  • run the installer in silent mode such that the user doesn't realize that what is executed is actually an installer
  • start your program after the installer has finished
  • build installers for windows, linux and they say osx support is coming soon
The next night I've slept like a baby.


Here is my advice: If you need to update an RCP which you control, which can not be extended by users, then do not get into the P2 businesses. That's my opinion. I know it is possible to use P2 for this and I know there are people which used it successfully. But I like solutions which I can control and understand, and P2 I can not.

In a next post I will explain a bit more in detail how we did it with the installer approach.


  1. Benno, did you ask for help on the p2-dev list or open bugs with the RT->Equinox->p2 bucket for your issues?

  2. Hi Benno,

    I'm from Switzerland too, and working on a Eclipse based project too. ;)
    Why not java webstart?
    Eclipse supports exporting and jnlp file generation.
    We are using it on a small number of user cause we are in beta stage, but seems that everything work perfectly.

    I'd like to know your opinion. Kindly
    E. Dominguez

  3. Kim, I did not. The problem is that I don't know what to ask. If there where an exception or some useful error message I'd ask. I could attach the source of my complete product including build scrips to a general "doesn't work" bug if this helps? But the core of the problem for me at the moment is that auto update is mission critical and I need a solution which I understand and can fix if I have to.

    Elvisd, i guess one could also build something like the installer aproach with webstart. But don't you have restrictions what a webstart app is allowed to do in de local file system? Can you start the workbench just like this?

  4. Hi benno.
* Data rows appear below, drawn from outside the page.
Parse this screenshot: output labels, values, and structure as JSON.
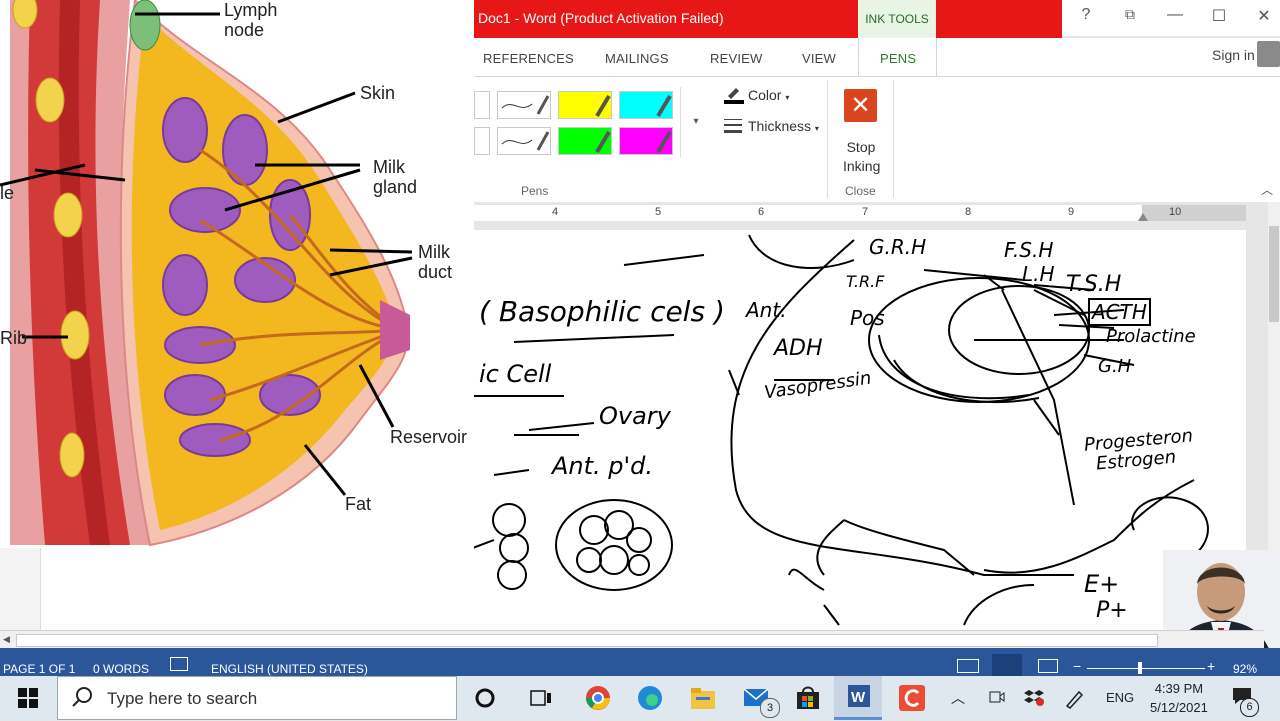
{
  "window": {
    "title": "Doc1 - Word (Product Activation Failed)",
    "context_tab": "INK TOOLS",
    "controls": {
      "help": "?",
      "restore_ribbon": "⧉",
      "minimize": "—",
      "maximize": "☐",
      "close": "✕"
    }
  },
  "tabs": [
    {
      "label": "REFERENCES"
    },
    {
      "label": "MAILINGS"
    },
    {
      "label": "REVIEW"
    },
    {
      "label": "VIEW"
    },
    {
      "label": "PENS",
      "active": true
    }
  ],
  "account": {
    "sign_in": "Sign in"
  },
  "ribbon": {
    "pens_group_label": "Pens",
    "color_label": "Color",
    "thickness_label": "Thickness",
    "stop_inking_line1": "Stop",
    "stop_inking_line2": "Inking",
    "close_group_label": "Close",
    "pen_colors": [
      "#ffffff",
      "#ffffff",
      "#ffff00",
      "#00ffff",
      "#ffffff",
      "#ffffff",
      "#00ff00",
      "#ff00ff"
    ]
  },
  "ruler": {
    "numbers": [
      "4",
      "5",
      "6",
      "7",
      "8",
      "9",
      "10"
    ]
  },
  "anatomy_labels": {
    "lymph_node": "Lymph node",
    "skin": "Skin",
    "milk_gland": "Milk gland",
    "milk_duct": "Milk duct",
    "muscle": "le",
    "rib": "Rib",
    "reservoir": "Reservoir",
    "fat": "Fat"
  },
  "ink_text": {
    "basophilic": "( Basophilic cels )",
    "cell": "ic  Cell",
    "ovary": "Ovary",
    "ant_pit": "Ant. p'd.",
    "ant": "Ant.",
    "pos": "Pos",
    "adh": "ADH",
    "vasopressin": "Vasopressin",
    "grh": "G.R.H",
    "trf": "T.R.F",
    "fsh": "F.S.H",
    "lh": "L.H",
    "tsh": "T.S.H",
    "acth": "ACTH",
    "prolactine": "Prolactine",
    "gh": "G.H",
    "progesterone": "Progesteron",
    "estrogen": "Estrogen",
    "e_plus": "E+",
    "p_plus": "P+"
  },
  "status_bar": {
    "page": "PAGE 1 OF 1",
    "words": "0 WORDS",
    "language": "ENGLISH (UNITED STATES)",
    "zoom": "92%"
  },
  "taskbar": {
    "search_placeholder": "Type here to search",
    "language": "ENG",
    "time": "4:39 PM",
    "date": "5/12/2021",
    "mail_badge": "3",
    "notifications_badge": "6"
  }
}
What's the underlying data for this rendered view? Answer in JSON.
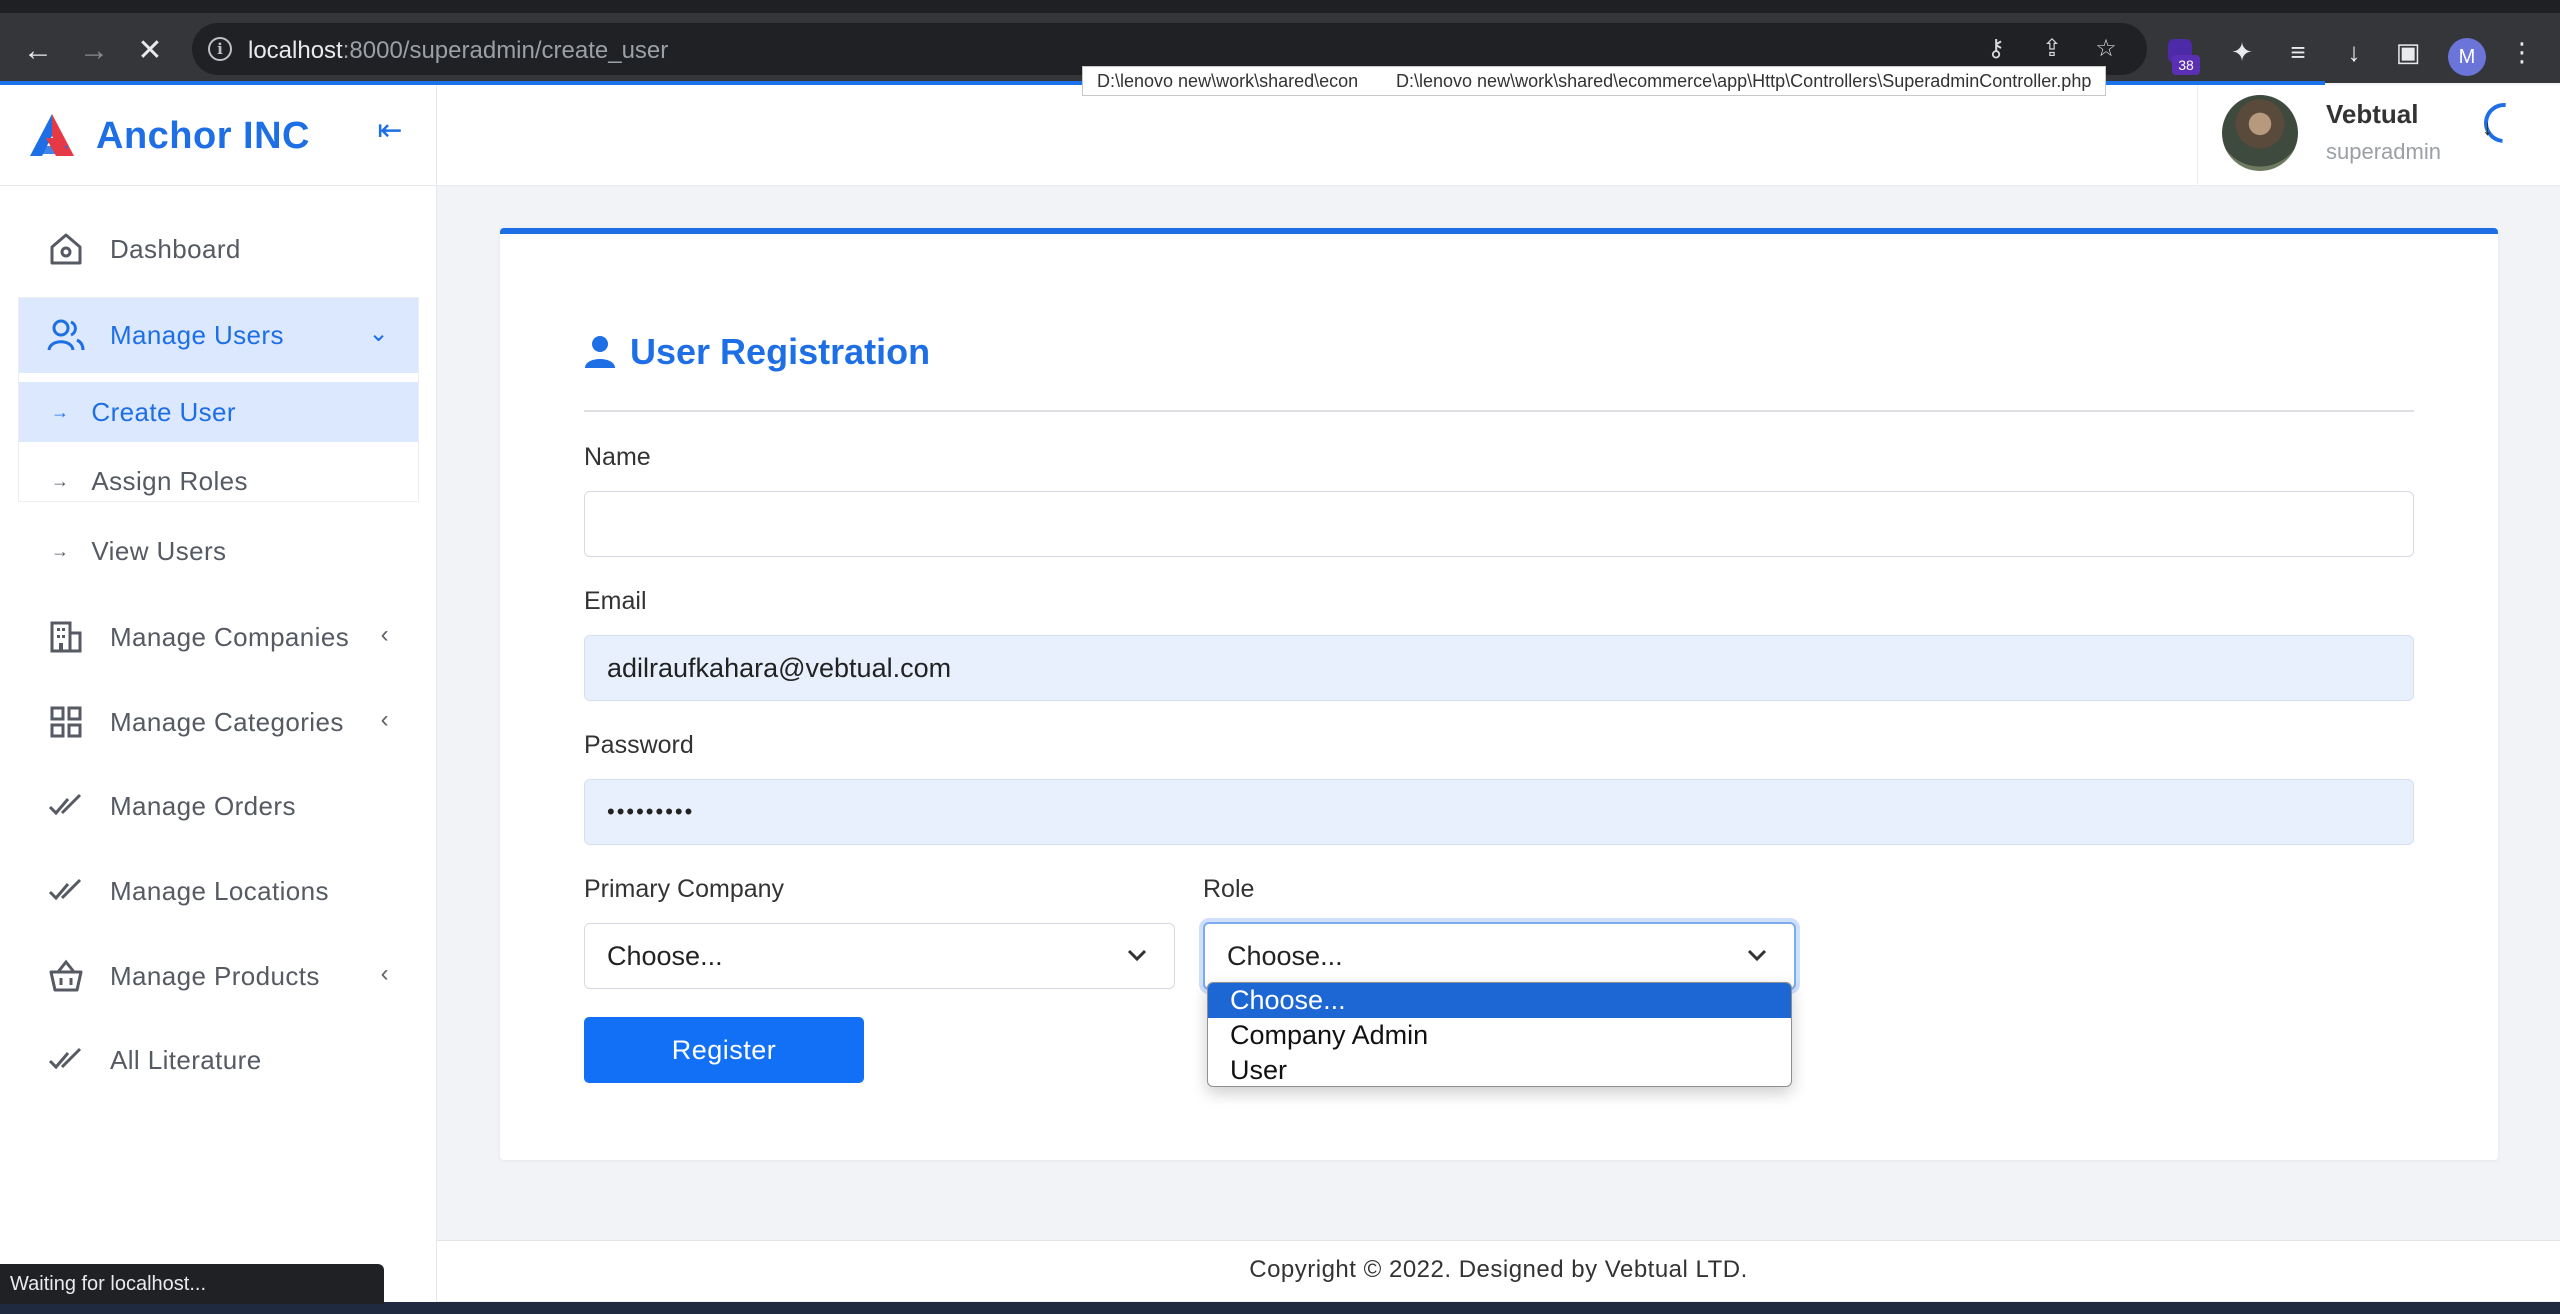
{
  "browser": {
    "url_host": "localhost",
    "url_path": ":8000/superadmin/create_user",
    "extension_badge": "38",
    "profile_initial": "M",
    "status_text": "Waiting for localhost...",
    "hover_path_1": "D:\\lenovo new\\work\\shared\\econ",
    "hover_path_2": "D:\\lenovo new\\work\\shared\\ecommerce\\app\\Http\\Controllers\\SuperadminController.php",
    "accent_color": "#1a73e8"
  },
  "brand": {
    "name": "Anchor INC",
    "color": "#1e6fe6"
  },
  "sidebar": {
    "items": [
      {
        "label": "Dashboard",
        "icon": "home-icon"
      },
      {
        "label": "Manage Users",
        "icon": "users-icon",
        "expanded": true
      },
      {
        "label": "Manage Companies",
        "icon": "building-icon"
      },
      {
        "label": "Manage Categories",
        "icon": "grid-icon"
      },
      {
        "label": "Manage Orders",
        "icon": "double-check-icon"
      },
      {
        "label": "Manage Locations",
        "icon": "double-check-icon"
      },
      {
        "label": "Manage Products",
        "icon": "basket-icon"
      },
      {
        "label": "All Literature",
        "icon": "double-check-icon"
      }
    ],
    "submenu": [
      {
        "label": "Create User",
        "active": true
      },
      {
        "label": "Assign Roles"
      },
      {
        "label": "View Users"
      }
    ]
  },
  "header": {
    "user_name": "Vebtual",
    "user_role": "superadmin"
  },
  "form": {
    "title": "User Registration",
    "name_label": "Name",
    "name_value": "",
    "email_label": "Email",
    "email_value": "adilraufkahara@vebtual.com",
    "password_label": "Password",
    "password_value": "•••••••••",
    "company_label": "Primary Company",
    "company_value": "Choose...",
    "role_label": "Role",
    "role_value": "Choose...",
    "role_options": [
      "Choose...",
      "Company Admin",
      "User"
    ],
    "submit_label": "Register"
  },
  "footer": {
    "text": "Copyright © 2022. Designed by Vebtual LTD."
  }
}
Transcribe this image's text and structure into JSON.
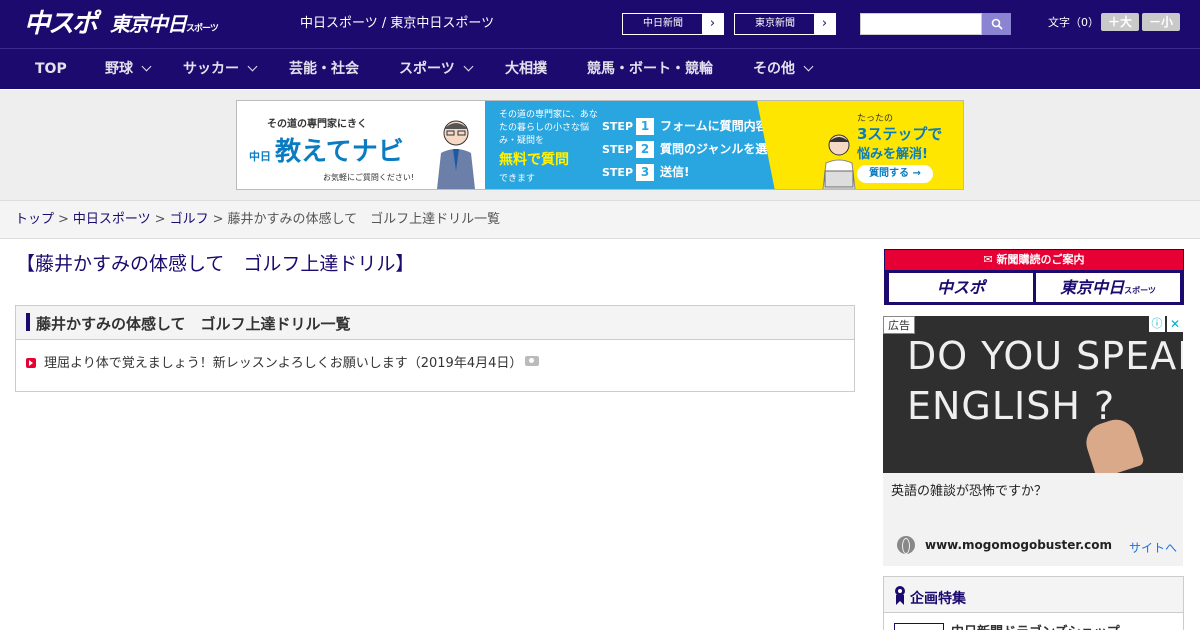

If you sign your jars the a webstart application can do whatever you like on the filesystem.
    We are deploying in these days the application for 20 users, but they will be many more. till now no problems.
    Try it when you have some time... ;)
    Hope this can help you

    Kindly from Ticino

  5. Hi Benno,

    Kai has done a great application illustrating the p2 self update mechanism (see and It's worth taking a look at those examples to see if it can help you - in the long run, the p2 approach is probably best.


  6. Hi James, thanks for the links. I did look at it, that's how I found out about the touchpoint stuff.

  7. I do believe you are sleep deprived.
    There can't be 31M of overhead given that just the eclipse platform download is 46M and includes p2. As for the build time goes, I believe that you must be first creating the final archive to then generate p2 metadata from it and eventually get a p2-enabled archive to be created. For all it worth, the p2-ization of the Eclipse build process itself shaved some significant time of the build process.
    As for the JRE, this is definitely a problem and I would suggest putting the JRE in a new folder everytime since the JRE is running.

  8. Pascal, you are correct about the 31M overhead. It was just that I had a very minimalistic RCP and the p2.ui feature pulled in a lot of the platform. But since I'm going to need the platform anyway it's not a p2 problem. My bad.

  9. If you're looking for a light weight OSGi dependency resolver you may be interested in Nimble [1] the core download of which is a 55Kb launcher. Nimble also provides a console shell environment that offers scripting support so should make your unix hacker boss happy :)

    There's some blogs about it's capabilities here [2] and [3].




  10. Benno, with respect, if you had engaged with the p2 team with your problem you might have been able to help you with your problem without a negative blog post. They are very helpful people :-)